As I read their "final" statement, KOFWST almost denies this, but only almost. They could have denied any contact with St Louis and Blum, but instead confine themselves to a somewhat guarded denial "that KOFWST’s request to Sir Hunt was influenced by foreign journalists." (I.e., maybe they talked to them, but they didn't let them "influence" their course of action.) Somewhat weirdly, KOFWST thinks that "such allegations ignore undeniable facts and evidence and demonstrate a lack of regard for KOFWST’s autonomy and integrity." It would be more accurate to say that, while there is perhaps little evidence to prove it, many undeniable facts do in fact suggest it, and it of course calls KOFWST's autonomy and integrity into question. That is, [on the face of it,] they have something to answer for.
Like I say, for me, their behavior was suspect from the moment they publicly entered the fray. It seemed ill-tempered and out of proportion. Also, it's not the proper role of a sponsor. They should have taken their concerns, not to Tim Hunt, a guest of the conference and the luncheon, but to WCSJ, the host that had invited him [to the conference] and, presumably, also had invited him to speak [at the luncheon]. Like any sponsor, their only "pull" was the funding they had presumably contributed. The embarrassment wasn't really on them, but on the conference. They needlessly embarrassed both themselves and Sir Tim and the only reason I can imagine is that they were doing St Louis and/or Blum a favor. It certainly did help their "journalistic" case, at least in the short term.
On a personal note, let me say that if KOFWST interprets this post as a defiance of their "warning" to "foreign commentators", so be it. Just as I found their original demand for an apology from Tim Hunt distasteful, I find this statement of their "official and final position" pompous and absurd. They've got questions to answer, and people should be free to draw whatever conclusions help to make sense of their rather bizarre antics.
They're not the only ones who have questions to answer. I've said this many times before, but we STILL have not heard from WCSJ or WFSJ. We've been waiting for a long time.
*Update (7/12/15): Jane Carnall is puzzled by this criticism.

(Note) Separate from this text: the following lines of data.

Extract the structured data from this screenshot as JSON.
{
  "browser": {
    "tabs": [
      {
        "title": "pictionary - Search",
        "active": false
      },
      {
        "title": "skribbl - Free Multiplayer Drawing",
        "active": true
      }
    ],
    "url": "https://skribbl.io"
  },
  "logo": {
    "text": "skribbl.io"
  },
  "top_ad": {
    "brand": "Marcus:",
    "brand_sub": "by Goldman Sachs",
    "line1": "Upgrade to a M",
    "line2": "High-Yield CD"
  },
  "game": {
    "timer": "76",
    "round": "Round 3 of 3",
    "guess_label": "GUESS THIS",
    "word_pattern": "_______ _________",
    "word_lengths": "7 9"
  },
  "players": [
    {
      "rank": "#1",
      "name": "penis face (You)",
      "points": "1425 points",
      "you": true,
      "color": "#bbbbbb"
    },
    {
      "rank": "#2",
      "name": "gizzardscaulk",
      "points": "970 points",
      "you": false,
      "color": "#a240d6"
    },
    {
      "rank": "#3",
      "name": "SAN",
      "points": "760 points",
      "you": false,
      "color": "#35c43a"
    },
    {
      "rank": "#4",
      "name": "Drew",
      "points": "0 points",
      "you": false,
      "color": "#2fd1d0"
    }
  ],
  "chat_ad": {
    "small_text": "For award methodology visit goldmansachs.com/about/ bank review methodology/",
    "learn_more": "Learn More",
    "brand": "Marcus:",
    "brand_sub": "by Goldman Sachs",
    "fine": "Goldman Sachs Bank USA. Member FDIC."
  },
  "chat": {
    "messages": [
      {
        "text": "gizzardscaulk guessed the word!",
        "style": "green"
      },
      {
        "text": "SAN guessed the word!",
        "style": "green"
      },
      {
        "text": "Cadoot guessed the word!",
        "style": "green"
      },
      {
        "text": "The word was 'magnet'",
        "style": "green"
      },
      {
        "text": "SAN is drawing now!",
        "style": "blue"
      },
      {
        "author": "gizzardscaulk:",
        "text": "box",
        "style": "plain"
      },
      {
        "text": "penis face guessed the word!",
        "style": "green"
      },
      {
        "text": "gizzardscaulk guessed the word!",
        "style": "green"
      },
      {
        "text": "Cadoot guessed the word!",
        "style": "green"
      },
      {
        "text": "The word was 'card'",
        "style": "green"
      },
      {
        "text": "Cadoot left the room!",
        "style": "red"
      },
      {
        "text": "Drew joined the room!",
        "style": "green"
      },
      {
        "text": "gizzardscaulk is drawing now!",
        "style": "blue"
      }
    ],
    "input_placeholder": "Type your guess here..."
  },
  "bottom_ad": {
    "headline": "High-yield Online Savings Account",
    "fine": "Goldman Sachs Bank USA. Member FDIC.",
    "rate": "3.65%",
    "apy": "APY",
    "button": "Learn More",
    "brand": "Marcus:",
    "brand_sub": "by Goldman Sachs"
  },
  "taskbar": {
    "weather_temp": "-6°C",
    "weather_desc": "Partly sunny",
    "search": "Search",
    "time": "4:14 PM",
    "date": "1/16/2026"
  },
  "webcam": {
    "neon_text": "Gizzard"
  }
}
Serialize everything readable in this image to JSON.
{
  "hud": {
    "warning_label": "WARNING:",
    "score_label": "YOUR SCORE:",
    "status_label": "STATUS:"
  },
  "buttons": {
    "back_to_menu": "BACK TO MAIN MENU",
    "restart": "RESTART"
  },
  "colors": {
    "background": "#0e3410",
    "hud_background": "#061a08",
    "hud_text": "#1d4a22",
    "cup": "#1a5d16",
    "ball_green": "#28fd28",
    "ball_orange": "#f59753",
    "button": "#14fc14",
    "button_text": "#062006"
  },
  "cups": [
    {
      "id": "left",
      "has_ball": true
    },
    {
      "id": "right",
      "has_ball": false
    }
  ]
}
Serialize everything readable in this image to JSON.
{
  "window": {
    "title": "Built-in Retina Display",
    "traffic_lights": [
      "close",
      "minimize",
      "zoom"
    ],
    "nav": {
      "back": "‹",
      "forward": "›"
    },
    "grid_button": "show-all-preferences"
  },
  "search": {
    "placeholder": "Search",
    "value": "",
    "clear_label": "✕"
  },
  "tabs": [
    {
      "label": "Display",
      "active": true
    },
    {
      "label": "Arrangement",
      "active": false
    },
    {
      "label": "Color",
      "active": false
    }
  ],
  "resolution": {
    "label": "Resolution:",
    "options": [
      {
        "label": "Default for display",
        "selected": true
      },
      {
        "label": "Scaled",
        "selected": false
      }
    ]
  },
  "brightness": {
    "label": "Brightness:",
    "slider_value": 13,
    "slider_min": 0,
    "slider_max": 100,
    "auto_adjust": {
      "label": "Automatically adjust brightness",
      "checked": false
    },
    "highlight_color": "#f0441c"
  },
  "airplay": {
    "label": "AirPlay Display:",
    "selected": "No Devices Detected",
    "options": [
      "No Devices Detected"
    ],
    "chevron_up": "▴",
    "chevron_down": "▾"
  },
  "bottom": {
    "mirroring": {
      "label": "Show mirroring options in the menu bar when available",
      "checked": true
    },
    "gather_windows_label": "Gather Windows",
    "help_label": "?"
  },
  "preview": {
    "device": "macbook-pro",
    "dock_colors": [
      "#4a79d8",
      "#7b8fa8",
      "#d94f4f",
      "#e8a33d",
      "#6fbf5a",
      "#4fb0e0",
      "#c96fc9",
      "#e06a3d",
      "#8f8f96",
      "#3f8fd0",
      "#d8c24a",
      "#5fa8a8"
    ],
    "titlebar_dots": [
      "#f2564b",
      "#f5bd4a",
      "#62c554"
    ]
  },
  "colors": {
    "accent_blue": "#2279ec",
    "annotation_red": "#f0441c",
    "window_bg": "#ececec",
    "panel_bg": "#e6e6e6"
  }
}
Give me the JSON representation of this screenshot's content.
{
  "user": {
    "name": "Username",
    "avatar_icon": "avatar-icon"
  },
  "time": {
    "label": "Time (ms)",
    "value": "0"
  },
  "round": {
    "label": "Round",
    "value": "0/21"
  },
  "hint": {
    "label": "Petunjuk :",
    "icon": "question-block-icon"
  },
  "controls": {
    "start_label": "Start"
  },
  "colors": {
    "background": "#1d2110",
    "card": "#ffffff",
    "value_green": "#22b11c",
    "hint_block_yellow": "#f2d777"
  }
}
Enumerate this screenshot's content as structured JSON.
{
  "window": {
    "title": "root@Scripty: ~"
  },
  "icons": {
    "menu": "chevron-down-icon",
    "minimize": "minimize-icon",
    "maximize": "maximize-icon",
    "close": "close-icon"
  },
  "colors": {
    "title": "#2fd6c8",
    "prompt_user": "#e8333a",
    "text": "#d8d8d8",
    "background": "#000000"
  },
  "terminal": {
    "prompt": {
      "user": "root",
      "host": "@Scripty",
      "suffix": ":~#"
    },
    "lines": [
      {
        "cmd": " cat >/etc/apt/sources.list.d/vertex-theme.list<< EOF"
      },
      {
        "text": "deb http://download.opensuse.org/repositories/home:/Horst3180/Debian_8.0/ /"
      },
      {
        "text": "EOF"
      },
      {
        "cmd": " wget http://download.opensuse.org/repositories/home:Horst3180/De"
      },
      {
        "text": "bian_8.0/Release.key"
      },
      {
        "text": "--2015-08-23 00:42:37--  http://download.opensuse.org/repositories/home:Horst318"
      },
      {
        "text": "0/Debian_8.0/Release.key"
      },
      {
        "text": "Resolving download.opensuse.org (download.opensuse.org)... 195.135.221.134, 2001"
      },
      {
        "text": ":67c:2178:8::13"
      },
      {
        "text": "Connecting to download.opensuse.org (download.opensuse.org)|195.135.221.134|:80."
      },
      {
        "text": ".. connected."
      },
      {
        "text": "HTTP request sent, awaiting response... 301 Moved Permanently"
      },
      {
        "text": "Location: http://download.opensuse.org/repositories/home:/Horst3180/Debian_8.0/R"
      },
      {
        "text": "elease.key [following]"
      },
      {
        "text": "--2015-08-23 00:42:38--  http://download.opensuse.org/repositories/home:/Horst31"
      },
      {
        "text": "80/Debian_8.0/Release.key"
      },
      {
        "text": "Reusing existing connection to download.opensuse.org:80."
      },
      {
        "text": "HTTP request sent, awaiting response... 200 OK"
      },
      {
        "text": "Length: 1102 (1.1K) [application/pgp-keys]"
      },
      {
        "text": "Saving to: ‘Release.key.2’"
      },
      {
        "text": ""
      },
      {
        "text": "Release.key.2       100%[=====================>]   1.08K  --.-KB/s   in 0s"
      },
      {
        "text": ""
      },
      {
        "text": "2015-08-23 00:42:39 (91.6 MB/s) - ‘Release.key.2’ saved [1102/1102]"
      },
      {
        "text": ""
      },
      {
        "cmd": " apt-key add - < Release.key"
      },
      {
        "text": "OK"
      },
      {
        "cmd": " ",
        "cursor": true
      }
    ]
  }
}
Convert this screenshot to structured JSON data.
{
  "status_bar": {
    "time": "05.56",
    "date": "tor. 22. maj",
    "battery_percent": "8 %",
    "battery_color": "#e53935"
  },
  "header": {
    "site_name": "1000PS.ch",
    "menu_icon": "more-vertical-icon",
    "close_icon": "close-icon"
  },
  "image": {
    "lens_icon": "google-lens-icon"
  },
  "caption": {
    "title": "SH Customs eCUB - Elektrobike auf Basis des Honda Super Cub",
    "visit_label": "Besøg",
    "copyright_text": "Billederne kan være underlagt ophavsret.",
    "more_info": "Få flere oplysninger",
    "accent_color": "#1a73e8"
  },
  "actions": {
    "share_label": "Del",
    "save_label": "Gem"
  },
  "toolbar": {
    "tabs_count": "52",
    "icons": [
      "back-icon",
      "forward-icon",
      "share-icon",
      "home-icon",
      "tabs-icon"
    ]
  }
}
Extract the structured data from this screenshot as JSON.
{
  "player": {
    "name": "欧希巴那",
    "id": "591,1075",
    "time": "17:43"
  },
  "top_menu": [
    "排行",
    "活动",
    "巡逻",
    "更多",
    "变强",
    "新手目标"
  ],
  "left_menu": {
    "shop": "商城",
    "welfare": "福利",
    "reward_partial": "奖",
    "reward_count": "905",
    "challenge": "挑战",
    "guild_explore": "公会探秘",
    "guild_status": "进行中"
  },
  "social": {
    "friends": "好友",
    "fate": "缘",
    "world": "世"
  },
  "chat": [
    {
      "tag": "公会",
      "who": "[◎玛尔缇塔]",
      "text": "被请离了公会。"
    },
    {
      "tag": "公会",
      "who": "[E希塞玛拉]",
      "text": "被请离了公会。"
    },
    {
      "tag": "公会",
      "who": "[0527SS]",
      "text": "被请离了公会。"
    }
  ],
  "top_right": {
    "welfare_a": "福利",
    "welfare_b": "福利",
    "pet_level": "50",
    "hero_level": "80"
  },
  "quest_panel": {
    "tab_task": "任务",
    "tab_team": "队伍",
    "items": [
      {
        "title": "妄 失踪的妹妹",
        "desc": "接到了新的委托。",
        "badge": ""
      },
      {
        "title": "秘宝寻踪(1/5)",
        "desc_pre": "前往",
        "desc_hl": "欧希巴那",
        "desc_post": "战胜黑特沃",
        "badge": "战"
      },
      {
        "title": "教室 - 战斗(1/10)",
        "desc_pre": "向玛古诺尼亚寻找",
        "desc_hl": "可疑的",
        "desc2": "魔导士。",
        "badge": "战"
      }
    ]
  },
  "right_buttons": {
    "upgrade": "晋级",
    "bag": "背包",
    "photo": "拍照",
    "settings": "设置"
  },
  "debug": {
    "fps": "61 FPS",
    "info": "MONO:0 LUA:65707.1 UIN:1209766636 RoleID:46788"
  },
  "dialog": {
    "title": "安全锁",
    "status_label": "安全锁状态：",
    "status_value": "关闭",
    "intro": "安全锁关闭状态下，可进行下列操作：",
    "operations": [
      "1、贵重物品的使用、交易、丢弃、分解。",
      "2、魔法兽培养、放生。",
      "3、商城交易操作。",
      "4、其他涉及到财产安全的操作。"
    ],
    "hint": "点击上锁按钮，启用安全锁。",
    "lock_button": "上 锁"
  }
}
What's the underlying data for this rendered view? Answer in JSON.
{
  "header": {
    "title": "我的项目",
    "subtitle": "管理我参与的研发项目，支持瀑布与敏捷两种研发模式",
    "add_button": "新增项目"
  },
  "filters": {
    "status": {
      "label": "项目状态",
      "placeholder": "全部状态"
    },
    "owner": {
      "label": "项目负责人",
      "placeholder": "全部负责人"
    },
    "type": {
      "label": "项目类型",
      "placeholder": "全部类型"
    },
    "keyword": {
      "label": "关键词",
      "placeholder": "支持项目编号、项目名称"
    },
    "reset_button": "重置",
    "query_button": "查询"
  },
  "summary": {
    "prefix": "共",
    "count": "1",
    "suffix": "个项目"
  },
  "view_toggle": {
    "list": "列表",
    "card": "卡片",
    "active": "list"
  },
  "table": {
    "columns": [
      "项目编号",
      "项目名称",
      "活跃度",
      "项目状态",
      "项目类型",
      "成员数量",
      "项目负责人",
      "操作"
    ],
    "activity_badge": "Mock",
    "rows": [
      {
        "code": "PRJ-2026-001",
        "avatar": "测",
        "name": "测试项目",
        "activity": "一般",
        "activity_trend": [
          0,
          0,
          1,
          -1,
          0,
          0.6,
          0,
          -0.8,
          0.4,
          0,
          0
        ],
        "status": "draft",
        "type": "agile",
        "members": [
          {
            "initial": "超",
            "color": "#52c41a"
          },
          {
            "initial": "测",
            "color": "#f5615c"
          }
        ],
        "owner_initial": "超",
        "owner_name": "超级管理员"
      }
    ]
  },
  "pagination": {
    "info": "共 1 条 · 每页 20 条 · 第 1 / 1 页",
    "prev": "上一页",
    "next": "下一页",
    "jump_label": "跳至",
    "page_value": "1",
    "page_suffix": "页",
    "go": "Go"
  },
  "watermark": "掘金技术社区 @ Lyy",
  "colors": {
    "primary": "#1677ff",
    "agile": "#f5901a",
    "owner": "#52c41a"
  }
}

Didn't KOFWST precisely contact Sir Tim by private email first and only afterwards publish his apology along with their request for it? I'm not privy to the correspondence itself, but as I understand it, the "call for apology" was sent to Hunt, including the 24 hour deadline stated in the version that was subsequently made public. If I had received such a mail I would not have seen it as an attempt to resolve the issue privately with a view to making a public statement that saved face on both sides (of the kind I propose in this post). Rather, it seems very clearly to contain the implicit threat that if an apology is not forthcoming, that fact, along with the call, would be released to the press. I may have hoped that my apology would be published without that jeremiad enumerating the outraged misunderstanding that occasioned the whole thing, but when it did all get out, I don't think I'd have been surprised. In any case, I don't see the approach that KOFWST took as an especially "private" one.